[Extracted records]
..........

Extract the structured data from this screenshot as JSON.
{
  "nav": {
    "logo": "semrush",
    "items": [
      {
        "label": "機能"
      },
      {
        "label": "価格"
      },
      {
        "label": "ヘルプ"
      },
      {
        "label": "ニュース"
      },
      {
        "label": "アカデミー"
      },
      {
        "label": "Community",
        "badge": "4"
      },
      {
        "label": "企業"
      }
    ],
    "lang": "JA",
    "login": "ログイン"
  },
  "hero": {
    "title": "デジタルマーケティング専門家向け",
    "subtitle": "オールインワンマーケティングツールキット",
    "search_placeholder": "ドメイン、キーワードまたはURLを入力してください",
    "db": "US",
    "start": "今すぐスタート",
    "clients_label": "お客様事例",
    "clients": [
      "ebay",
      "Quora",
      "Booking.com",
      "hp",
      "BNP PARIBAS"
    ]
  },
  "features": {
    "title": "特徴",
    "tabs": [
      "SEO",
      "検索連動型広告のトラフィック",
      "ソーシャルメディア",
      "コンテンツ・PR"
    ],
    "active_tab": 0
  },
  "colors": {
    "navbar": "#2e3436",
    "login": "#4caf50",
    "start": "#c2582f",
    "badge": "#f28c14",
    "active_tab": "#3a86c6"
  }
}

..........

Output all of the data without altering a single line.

Extract the structured data from this screenshot as JSON.
{
  "nav": {
    "logo": "semrush",
    "items": [
      {
        "label": "機能"
      },
      {
        "label": "価格"
      },
      {
        "label": "ヘルプ"
      },
      {
        "label": "ニュース"
      },
      {
        "label": "アカデミー"
      },
      {
        "label": "Community",
        "badge": "4"
      },
      {
        "label": "企業"
      }
    ],
    "lang": "JA",
    "login": "ログイン"
  },
  "hero": {
    "title": "デジタルマーケティング専門家向け",
    "subtitle": "オールインワンマーケティングツールキット",
    "search_placeholder": "ドメイン、キーワードまたはURLを入力してください",
    "db": "US",
    "start": "今すぐスタート",
    "clients_label": "お客様事例",
    "clients": [
      "ebay",
      "Quora",
      "Booking.com",
      "hp",
      "BNP PARIBAS"
    ]
  },
  "features": {
    "title": "特徴",
    "tabs": [
      "SEO",
      "検索連動型広告のトラフィック",
      "ソーシャルメディア",
      "コンテンツ・PR"
    ],
    "active_tab": 0
  },
  "colors": {
    "navbar": "#2e3436",
    "login": "#4caf50",
    "start": "#c2582f",
    "badge": "#f28c14",
    "active_tab": "#3a86c6"
  }
}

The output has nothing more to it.